### WORK ORDER
What you produce should match the records exactly, line for line.
== Segment start ==
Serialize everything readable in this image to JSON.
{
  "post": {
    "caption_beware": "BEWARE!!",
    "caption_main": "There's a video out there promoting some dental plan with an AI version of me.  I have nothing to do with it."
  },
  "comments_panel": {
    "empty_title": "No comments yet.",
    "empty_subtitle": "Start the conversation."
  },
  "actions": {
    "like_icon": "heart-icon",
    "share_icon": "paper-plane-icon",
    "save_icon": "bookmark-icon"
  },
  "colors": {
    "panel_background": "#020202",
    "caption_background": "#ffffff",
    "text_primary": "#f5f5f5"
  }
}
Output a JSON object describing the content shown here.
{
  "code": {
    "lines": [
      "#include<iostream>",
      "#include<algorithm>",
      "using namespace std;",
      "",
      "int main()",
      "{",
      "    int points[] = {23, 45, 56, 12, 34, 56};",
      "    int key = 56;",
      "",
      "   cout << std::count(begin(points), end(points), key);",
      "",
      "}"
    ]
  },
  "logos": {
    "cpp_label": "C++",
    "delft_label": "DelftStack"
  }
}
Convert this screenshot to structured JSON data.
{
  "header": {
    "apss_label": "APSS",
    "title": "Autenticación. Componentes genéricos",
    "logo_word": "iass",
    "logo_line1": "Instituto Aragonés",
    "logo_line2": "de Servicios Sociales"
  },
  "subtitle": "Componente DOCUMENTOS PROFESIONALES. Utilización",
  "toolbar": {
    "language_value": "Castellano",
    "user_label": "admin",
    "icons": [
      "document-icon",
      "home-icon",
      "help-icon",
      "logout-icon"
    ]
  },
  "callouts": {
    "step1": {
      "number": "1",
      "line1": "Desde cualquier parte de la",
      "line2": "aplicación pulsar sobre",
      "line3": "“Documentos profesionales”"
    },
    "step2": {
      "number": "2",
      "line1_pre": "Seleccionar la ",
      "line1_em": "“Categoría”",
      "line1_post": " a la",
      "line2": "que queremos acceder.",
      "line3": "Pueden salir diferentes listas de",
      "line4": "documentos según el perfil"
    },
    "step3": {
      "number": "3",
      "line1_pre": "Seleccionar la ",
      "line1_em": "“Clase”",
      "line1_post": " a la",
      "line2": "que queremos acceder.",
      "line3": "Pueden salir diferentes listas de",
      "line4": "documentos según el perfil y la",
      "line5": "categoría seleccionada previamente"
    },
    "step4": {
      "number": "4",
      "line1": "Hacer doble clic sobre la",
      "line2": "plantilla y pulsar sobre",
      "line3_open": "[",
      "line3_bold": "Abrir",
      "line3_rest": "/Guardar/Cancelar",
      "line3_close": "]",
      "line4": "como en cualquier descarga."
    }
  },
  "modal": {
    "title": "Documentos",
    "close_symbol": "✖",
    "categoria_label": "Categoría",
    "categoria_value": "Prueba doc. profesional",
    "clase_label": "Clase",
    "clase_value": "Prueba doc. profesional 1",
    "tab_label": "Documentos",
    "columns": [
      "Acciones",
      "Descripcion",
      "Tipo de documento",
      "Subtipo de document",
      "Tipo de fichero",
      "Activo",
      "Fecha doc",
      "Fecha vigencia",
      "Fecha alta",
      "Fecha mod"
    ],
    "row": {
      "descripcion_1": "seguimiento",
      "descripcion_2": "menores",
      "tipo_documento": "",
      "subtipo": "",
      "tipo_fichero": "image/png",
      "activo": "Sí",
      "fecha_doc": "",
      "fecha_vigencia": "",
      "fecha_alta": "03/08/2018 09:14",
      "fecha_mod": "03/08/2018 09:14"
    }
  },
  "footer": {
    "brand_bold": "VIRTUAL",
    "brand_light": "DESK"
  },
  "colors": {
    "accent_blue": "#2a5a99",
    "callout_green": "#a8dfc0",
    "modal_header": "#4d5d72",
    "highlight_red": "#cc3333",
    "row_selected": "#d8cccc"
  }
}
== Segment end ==
### YOUR RESPONSE
Serialize everything readable in this image to JSON.
{
  "post": {
    "caption_beware": "BEWARE!!",
    "caption_main": "There's a video out there promoting some dental plan with an AI version of me.  I have nothing to do with it."
  },
  "comments_panel": {
    "empty_title": "No comments yet.",
    "empty_subtitle": "Start the conversation."
  },
  "actions": {
    "like_icon": "heart-icon",
    "share_icon": "paper-plane-icon",
    "save_icon": "bookmark-icon"
  },
  "colors": {
    "panel_background": "#020202",
    "caption_background": "#ffffff",
    "text_primary": "#f5f5f5"
  }
}
Output a JSON object describing the content shown here.
{
  "code": {
    "lines": [
      "#include<iostream>",
      "#include<algorithm>",
      "using namespace std;",
      "",
      "int main()",
      "{",
      "    int points[] = {23, 45, 56, 12, 34, 56};",
      "    int key = 56;",
      "",
      "   cout << std::count(begin(points), end(points), key);",
      "",
      "}"
    ]
  },
  "logos": {
    "cpp_label": "C++",
    "delft_label": "DelftStack"
  }
}
Convert this screenshot to structured JSON data.
{
  "header": {
    "apss_label": "APSS",
    "title": "Autenticación. Componentes genéricos",
    "logo_word": "iass",
    "logo_line1": "Instituto Aragonés",
    "logo_line2": "de Servicios Sociales"
  },
  "subtitle": "Componente DOCUMENTOS PROFESIONALES. Utilización",
  "toolbar": {
    "language_value": "Castellano",
    "user_label": "admin",
    "icons": [
      "document-icon",
      "home-icon",
      "help-icon",
      "logout-icon"
    ]
  },
  "callouts": {
    "step1": {
      "number": "1",
      "line1": "Desde cualquier parte de la",
      "line2": "aplicación pulsar sobre",
      "line3": "“Documentos profesionales”"
    },
    "step2": {
      "number": "2",
      "line1_pre": "Seleccionar la ",
      "line1_em": "“Categoría”",
      "line1_post": " a la",
      "line2": "que queremos acceder.",
      "line3": "Pueden salir diferentes listas de",
      "line4": "documentos según el perfil"
    },
    "step3": {
      "number": "3",
      "line1_pre": "Seleccionar la ",
      "line1_em": "“Clase”",
      "line1_post": " a la",
      "line2": "que queremos acceder.",
      "line3": "Pueden salir diferentes listas de",
      "line4": "documentos según el perfil y la",
      "line5": "categoría seleccionada previamente"
    },
    "step4": {
      "number": "4",
      "line1": "Hacer doble clic sobre la",
      "line2": "plantilla y pulsar sobre",
      "line3_open": "[",
      "line3_bold": "Abrir",
      "line3_rest": "/Guardar/Cancelar",
      "line3_close": "]",
      "line4": "como en cualquier descarga."
    }
  },
  "modal": {
    "title": "Documentos",
    "close_symbol": "✖",
    "categoria_label": "Categoría",
    "categoria_value": "Prueba doc. profesional",
    "clase_label": "Clase",
    "clase_value": "Prueba doc. profesional 1",
    "tab_label": "Documentos",
    "columns": [
      "Acciones",
      "Descripcion",
      "Tipo de documento",
      "Subtipo de document",
      "Tipo de fichero",
      "Activo",
      "Fecha doc",
      "Fecha vigencia",
      "Fecha alta",
      "Fecha mod"
    ],
    "row": {
      "descripcion_1": "seguimiento",
      "descripcion_2": "menores",
      "tipo_documento": "",
      "subtipo": "",
      "tipo_fichero": "image/png",
      "activo": "Sí",
      "fecha_doc": "",
      "fecha_vigencia": "",
      "fecha_alta": "03/08/2018 09:14",
      "fecha_mod": "03/08/2018 09:14"
    }
  },
  "footer": {
    "brand_bold": "VIRTUAL",
    "brand_light": "DESK"
  },
  "colors": {
    "accent_blue": "#2a5a99",
    "callout_green": "#a8dfc0",
    "modal_header": "#4d5d72",
    "highlight_red": "#cc3333",
    "row_selected": "#d8cccc"
  }
}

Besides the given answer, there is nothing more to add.